05/04/2012 11:20 am ET | Updated Jul 04, 2012

The Serenity Myth

When you are in the turbulent middle years of life, the promise of serenity fills you with hope. Somewhere down the road, there will be peace and quiet. Your life will be orderly and things will make sense.

Now that I've lived long enough to get beyond the epicenter of turbulence, I have finally gotten a taste of the serenity after which I lusted so hard and long. Here's what I have to say about that: It's overrated.

Gail Sheehy helped set the expectation years ago in her bestseller Passages. In her seminal book, each decade of life received an adjective. After turbulent, flourishing and flaming stages came "The Serene Sixties." But Sheehy didn't invent the notion of equating age with serenity.

That questionable honor can be traced back to the years following World War II. With the young men returning from the front, something had to be done with the women and older people who had taken up running the machinery of everyday life. Somewhere between Madison Avenue and Washington D.C., the marketing folks went into high gear. It was now a patriotic duty to step aside and make room for the returning heroes.

If you were a woman who resisted, you were labeled eccentric. Older folks were likewise delegated to the margins, a life sentence of golf courses and rocking chairs.

This was a version of marginalization lauded as serenity but looking a lot more like complacency and detachment. Of course, it was easier for women to throw aside the stereotypes of eccentricity and bitchiness to fight for the right to continue to play a role in mainstream society than it was for individuals on the wild side of fifty or sixty to cast off something that virtually glowed with spirituality.

I'm not in any way against true serenity, by the way. Who doesn't want hope, peace, quiet, orderly lives, the ability to make sense of things, acceptance and the like? But serenity is but one end of the spectrum of possibilities for us as we age. What about the flourishing and flaming Sheehy had previously ascribed to younger decades? And what about exploring the full range of the human potential? Righteous indignation, for instance, or bittersweet sadness?

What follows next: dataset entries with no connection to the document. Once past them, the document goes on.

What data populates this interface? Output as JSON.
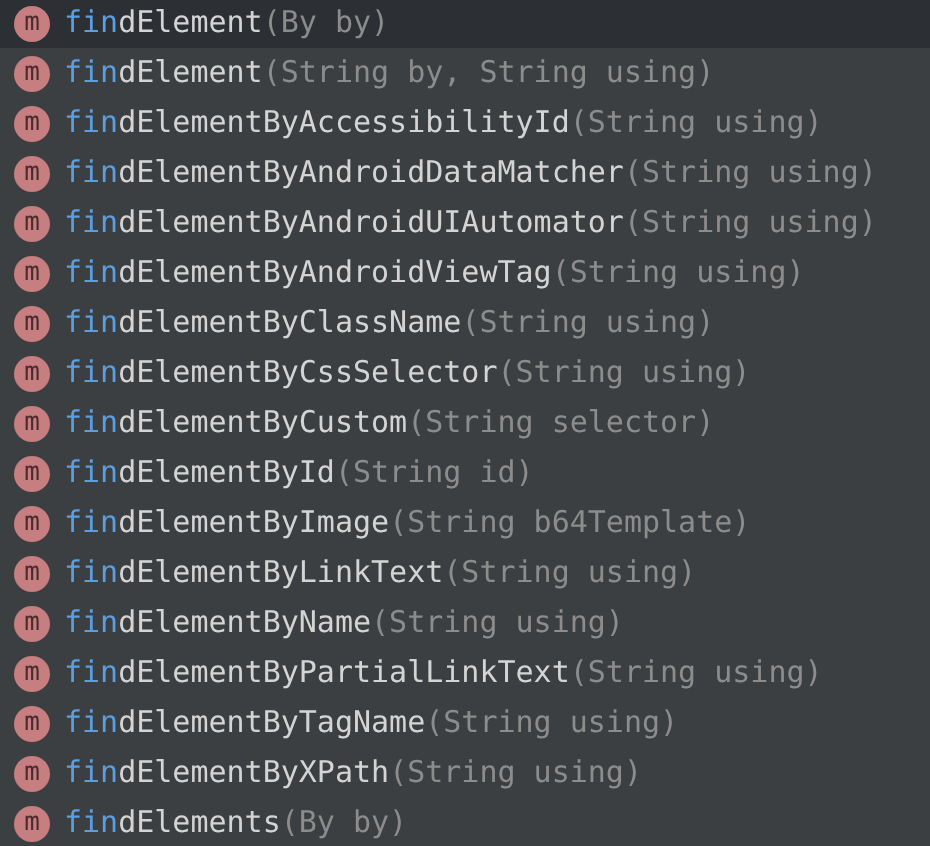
{
  "completions": [
    {
      "icon": "m",
      "match": "fin",
      "name": "dElement",
      "params": "(By by)",
      "selected": true
    },
    {
      "icon": "m",
      "match": "fin",
      "name": "dElement",
      "params": "(String by, String using)",
      "selected": false
    },
    {
      "icon": "m",
      "match": "fin",
      "name": "dElementByAccessibilityId",
      "params": "(String using)",
      "selected": false
    },
    {
      "icon": "m",
      "match": "fin",
      "name": "dElementByAndroidDataMatcher",
      "params": "(String using)",
      "selected": false
    },
    {
      "icon": "m",
      "match": "fin",
      "name": "dElementByAndroidUIAutomator",
      "params": "(String using)",
      "selected": false
    },
    {
      "icon": "m",
      "match": "fin",
      "name": "dElementByAndroidViewTag",
      "params": "(String using)",
      "selected": false
    },
    {
      "icon": "m",
      "match": "fin",
      "name": "dElementByClassName",
      "params": "(String using)",
      "selected": false
    },
    {
      "icon": "m",
      "match": "fin",
      "name": "dElementByCssSelector",
      "params": "(String using)",
      "selected": false
    },
    {
      "icon": "m",
      "match": "fin",
      "name": "dElementByCustom",
      "params": "(String selector)",
      "selected": false
    },
    {
      "icon": "m",
      "match": "fin",
      "name": "dElementById",
      "params": "(String id)",
      "selected": false
    },
    {
      "icon": "m",
      "match": "fin",
      "name": "dElementByImage",
      "params": "(String b64Template)",
      "selected": false
    },
    {
      "icon": "m",
      "match": "fin",
      "name": "dElementByLinkText",
      "params": "(String using)",
      "selected": false
    },
    {
      "icon": "m",
      "match": "fin",
      "name": "dElementByName",
      "params": "(String using)",
      "selected": false
    },
    {
      "icon": "m",
      "match": "fin",
      "name": "dElementByPartialLinkText",
      "params": "(String using)",
      "selected": false
    },
    {
      "icon": "m",
      "match": "fin",
      "name": "dElementByTagName",
      "params": "(String using)",
      "selected": false
    },
    {
      "icon": "m",
      "match": "fin",
      "name": "dElementByXPath",
      "params": "(String using)",
      "selected": false
    },
    {
      "icon": "m",
      "match": "fin",
      "name": "dElements",
      "params": "(By by)",
      "selected": false
    }
  ]
}
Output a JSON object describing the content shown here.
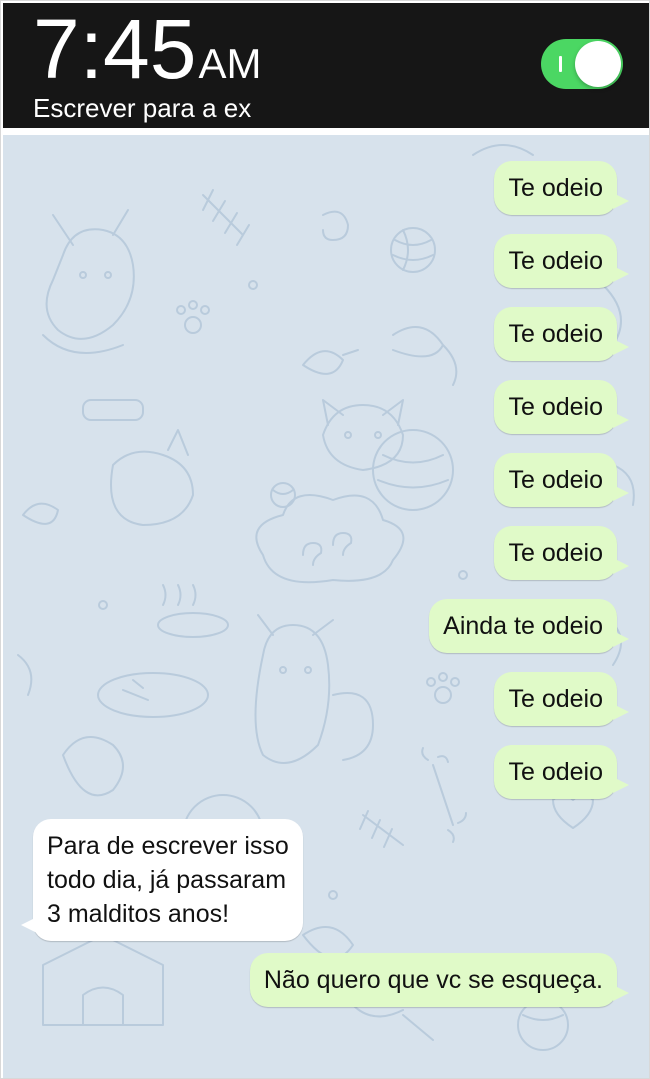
{
  "status": {
    "time_digits": "7:45",
    "time_ampm": "AM",
    "subtitle": "Escrever para a ex"
  },
  "toggle": {
    "state": "on",
    "color": "#4bd763"
  },
  "chat": {
    "background_color": "#d7e2ec",
    "outgoing_color": "#e0fac8",
    "incoming_color": "#ffffff",
    "messages": [
      {
        "direction": "outgoing",
        "text": "Te odeio"
      },
      {
        "direction": "outgoing",
        "text": "Te odeio"
      },
      {
        "direction": "outgoing",
        "text": "Te odeio"
      },
      {
        "direction": "outgoing",
        "text": "Te odeio"
      },
      {
        "direction": "outgoing",
        "text": "Te odeio"
      },
      {
        "direction": "outgoing",
        "text": "Te odeio"
      },
      {
        "direction": "outgoing",
        "text": "Ainda te odeio"
      },
      {
        "direction": "outgoing",
        "text": "Te odeio"
      },
      {
        "direction": "outgoing",
        "text": "Te odeio"
      },
      {
        "direction": "incoming",
        "lines": [
          "Para de escrever isso",
          "todo dia, já passaram",
          "3 malditos anos!"
        ]
      },
      {
        "direction": "outgoing",
        "text": "Não quero que vc se esqueça."
      }
    ]
  }
}
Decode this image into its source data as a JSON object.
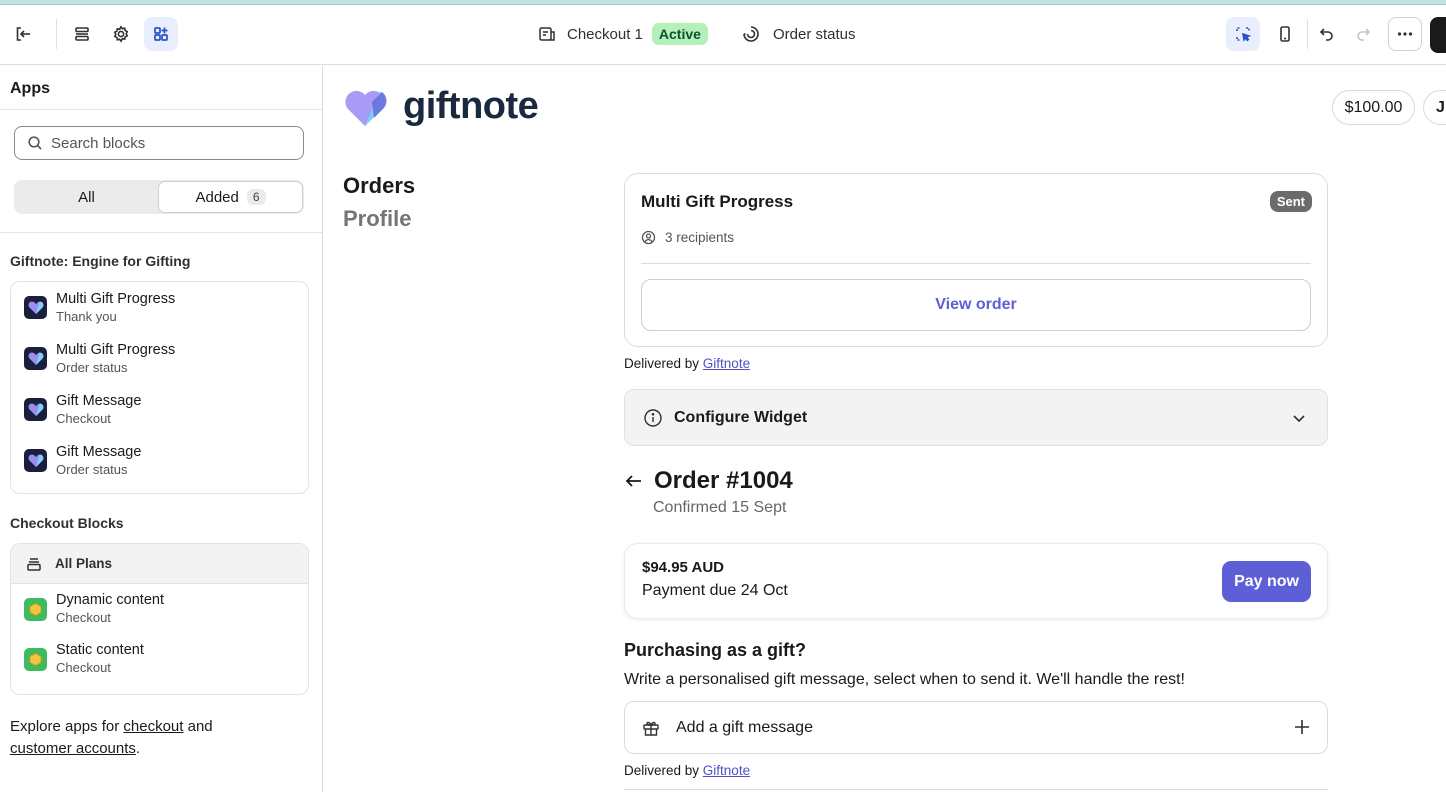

Can we be 50 or 60 and trouble-makers and upset the apple-carters? Can we be risk-takers who are equally excited and worried about the outcome? Can we care passionately for others, our hearts breaking in the face of injustice?

Gloria Steinem said it perfectly in an essay titled "Doing 60": "The older I get, the more intensely I feel about the world around me..." She, too, questions the myth of serenity, preferring instead the "edge-of-the-world sensation of entering new territory with the wind whistling past my ears."


Nobody I respect argues that there isn't a place for peace and quiet as part of the bigger picture. I sometimes even thoroughly enjoy a good rock on the front porch. But there's something I believe most of us want even more: to be fully, passionately, sensationally alive, whatever our age or stage. This is definitely something worth fighting for.